Page and application data records
──────

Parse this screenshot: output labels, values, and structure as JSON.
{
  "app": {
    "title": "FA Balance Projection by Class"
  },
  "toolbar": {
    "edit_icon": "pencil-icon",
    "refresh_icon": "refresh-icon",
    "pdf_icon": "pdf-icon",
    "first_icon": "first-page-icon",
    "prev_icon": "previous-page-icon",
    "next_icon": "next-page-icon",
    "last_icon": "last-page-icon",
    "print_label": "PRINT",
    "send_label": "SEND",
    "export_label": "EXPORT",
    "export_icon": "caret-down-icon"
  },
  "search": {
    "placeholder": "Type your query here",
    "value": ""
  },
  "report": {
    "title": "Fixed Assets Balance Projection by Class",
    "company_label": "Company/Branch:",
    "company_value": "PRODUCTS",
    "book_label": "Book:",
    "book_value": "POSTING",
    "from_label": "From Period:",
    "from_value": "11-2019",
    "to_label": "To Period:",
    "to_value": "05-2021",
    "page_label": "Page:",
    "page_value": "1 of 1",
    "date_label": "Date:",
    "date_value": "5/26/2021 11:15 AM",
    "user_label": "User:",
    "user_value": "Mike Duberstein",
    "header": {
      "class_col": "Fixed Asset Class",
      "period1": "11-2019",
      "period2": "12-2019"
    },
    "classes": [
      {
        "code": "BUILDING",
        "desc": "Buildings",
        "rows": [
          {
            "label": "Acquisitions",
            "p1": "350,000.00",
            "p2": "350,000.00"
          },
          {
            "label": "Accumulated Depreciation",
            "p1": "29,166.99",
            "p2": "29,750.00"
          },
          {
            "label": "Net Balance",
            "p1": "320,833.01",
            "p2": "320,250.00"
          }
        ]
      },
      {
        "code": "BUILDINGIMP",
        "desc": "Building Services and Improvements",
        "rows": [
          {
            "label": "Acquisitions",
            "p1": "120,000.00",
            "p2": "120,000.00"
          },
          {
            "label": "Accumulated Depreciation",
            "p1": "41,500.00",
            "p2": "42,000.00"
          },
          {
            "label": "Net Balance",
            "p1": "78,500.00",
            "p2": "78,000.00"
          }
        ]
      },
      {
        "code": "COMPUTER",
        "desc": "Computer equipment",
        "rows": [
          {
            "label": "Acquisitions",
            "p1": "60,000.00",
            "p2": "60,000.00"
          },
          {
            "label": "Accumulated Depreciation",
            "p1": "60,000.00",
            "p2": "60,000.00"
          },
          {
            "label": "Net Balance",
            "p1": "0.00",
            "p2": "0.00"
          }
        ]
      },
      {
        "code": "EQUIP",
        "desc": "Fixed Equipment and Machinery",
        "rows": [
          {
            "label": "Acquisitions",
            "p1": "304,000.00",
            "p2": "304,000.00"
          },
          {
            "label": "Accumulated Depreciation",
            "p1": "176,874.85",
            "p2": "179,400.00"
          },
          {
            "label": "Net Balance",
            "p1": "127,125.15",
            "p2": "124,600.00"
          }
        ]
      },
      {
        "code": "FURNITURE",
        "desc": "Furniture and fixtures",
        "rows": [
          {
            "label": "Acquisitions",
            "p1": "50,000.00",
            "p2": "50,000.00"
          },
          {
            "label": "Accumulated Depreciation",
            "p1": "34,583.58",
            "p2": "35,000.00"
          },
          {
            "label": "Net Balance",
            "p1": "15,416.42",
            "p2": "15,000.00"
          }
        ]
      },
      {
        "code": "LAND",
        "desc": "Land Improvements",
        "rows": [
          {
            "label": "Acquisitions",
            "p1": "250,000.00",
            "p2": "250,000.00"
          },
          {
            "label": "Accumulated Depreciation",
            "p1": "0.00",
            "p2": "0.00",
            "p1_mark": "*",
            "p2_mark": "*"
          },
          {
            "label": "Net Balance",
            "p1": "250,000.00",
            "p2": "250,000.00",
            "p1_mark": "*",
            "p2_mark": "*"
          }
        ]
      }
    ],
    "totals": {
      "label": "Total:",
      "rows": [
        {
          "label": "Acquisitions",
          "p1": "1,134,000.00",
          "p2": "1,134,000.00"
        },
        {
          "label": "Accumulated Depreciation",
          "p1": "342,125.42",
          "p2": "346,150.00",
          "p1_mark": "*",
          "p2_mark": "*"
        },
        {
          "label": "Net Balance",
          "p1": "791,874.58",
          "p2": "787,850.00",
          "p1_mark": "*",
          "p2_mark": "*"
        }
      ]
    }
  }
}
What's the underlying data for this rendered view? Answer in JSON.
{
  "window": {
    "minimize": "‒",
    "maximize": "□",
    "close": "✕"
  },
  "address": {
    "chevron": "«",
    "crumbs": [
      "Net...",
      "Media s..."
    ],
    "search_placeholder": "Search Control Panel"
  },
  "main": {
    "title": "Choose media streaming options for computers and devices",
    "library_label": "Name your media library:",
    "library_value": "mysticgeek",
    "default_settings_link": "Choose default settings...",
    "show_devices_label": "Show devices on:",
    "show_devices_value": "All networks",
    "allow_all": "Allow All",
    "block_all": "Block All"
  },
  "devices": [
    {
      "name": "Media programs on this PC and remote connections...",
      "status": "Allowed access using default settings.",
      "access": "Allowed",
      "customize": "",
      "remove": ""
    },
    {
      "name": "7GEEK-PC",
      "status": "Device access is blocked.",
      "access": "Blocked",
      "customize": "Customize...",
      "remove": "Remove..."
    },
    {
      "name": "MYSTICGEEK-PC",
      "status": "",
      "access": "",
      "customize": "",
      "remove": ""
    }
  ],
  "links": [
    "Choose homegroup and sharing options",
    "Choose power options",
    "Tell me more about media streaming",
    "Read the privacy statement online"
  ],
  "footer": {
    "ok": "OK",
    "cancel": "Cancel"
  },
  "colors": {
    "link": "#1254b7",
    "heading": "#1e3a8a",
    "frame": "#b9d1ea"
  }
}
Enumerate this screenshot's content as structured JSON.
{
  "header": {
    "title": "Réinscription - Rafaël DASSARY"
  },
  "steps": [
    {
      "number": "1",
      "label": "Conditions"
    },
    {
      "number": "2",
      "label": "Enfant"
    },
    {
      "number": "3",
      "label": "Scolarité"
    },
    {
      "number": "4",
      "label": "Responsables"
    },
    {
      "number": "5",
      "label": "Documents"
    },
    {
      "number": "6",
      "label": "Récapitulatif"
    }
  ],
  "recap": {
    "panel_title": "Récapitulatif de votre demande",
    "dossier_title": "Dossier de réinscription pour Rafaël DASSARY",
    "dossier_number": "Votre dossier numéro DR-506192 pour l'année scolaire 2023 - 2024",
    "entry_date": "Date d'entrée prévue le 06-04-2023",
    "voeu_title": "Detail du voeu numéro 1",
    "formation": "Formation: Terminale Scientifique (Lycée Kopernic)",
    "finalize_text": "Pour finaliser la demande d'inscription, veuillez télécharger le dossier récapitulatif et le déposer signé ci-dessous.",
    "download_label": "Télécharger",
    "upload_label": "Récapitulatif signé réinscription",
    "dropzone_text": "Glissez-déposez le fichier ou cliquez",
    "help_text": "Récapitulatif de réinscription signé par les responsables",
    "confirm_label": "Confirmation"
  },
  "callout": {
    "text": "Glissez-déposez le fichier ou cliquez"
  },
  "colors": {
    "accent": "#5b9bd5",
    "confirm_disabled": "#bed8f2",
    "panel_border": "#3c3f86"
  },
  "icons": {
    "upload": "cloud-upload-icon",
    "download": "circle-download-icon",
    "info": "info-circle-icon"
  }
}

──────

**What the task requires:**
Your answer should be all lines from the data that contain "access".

**Expected answer:**
      "status": "Allowed access using default settings.",
      "access": "Allowed",
      "status": "Device access is blocked.",
      "access": "Blocked",
      "access": "",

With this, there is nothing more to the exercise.